Protective Qualities: Ideal sealants should offer UV protection, reducing fading by up to 50% over time. They should also be moisture-resistant to protect the artwork from humidity-related damage.
Application Process for Sealants on Mixed Media
The application process for sealants in mixed media art should consider the following:
Dry Time: Ensure oil paint is fully dry, which can take from 48 hours to several weeks, depending on thickness and environmental conditions.
Test the Sealant: Apply it to a small area first. Approximately 95% of the time, if there is an adverse reaction, it will be noticeable within the first 30 minutes to 1 hour.
Application Method: Spraying is preferred, offering more uniform coverage, reducing the risk of brush marks.
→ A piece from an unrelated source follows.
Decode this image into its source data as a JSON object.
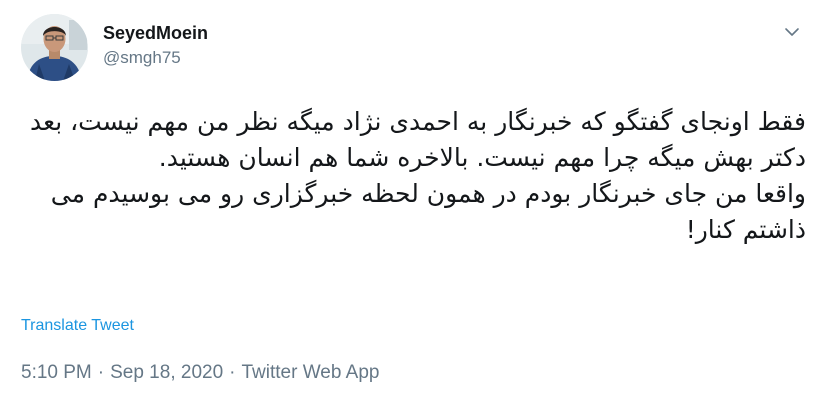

A spray distance of 6-8 inches is recommended for optimal results.
Drying Time: Allow 24-48 hours for the sealant to fully cure, although this can vary based on the product.
Multiple Thin Coats: Applying 2-3 thin coats, with at least 3 hours of drying time between coats, is more effective than a single thick coat.
Troubleshooting and Fixes
Addressing Common Challenges with Alcohol Ink on Oil Paint
Working with alcohol ink on oil paint can present unique challenges. Here are some common issues and how to address them:
Ink Not Adhering Properly: If alcohol ink does not adhere to the oil paint surface, ensure the oil paint layer is completely dry (which can take up to several weeks). Lightly sanding the surface with fine-grit sandpaper (220-320 grit) can improve adhesion.
Unexpected Color Changes: Alcohol ink can react with oil paint, leading to color changes. Conduct a patch test before full application to anticipate any color shifts.
Smudging or Blurring: To prevent smudging, apply alcohol ink in thin layers and allow each layer to dry completely (usually within 10-15 minutes).
Applying these solutions can significantly improve the outcome of your mixed-media project.
Repair and Touch-Up Techniques
For repairs and touch-ups in mixed-media artworks, the following techniques can be effective:
Ink Removal: To remove unwanted alcohol ink, dab the area with rubbing alcohol using a cotton swab. This should be done carefully to avoid affecting the oil paint layer.
Reapplying Oil Paint: If the oil paint layer is damaged, it can be touched up with a small brush. Ensure the new paint matches the existing color and texture.
Sealant Application: After making repairs, reapply the sealant. Use a spray sealant for an even coat, and allow it to cure for 24-48 hours.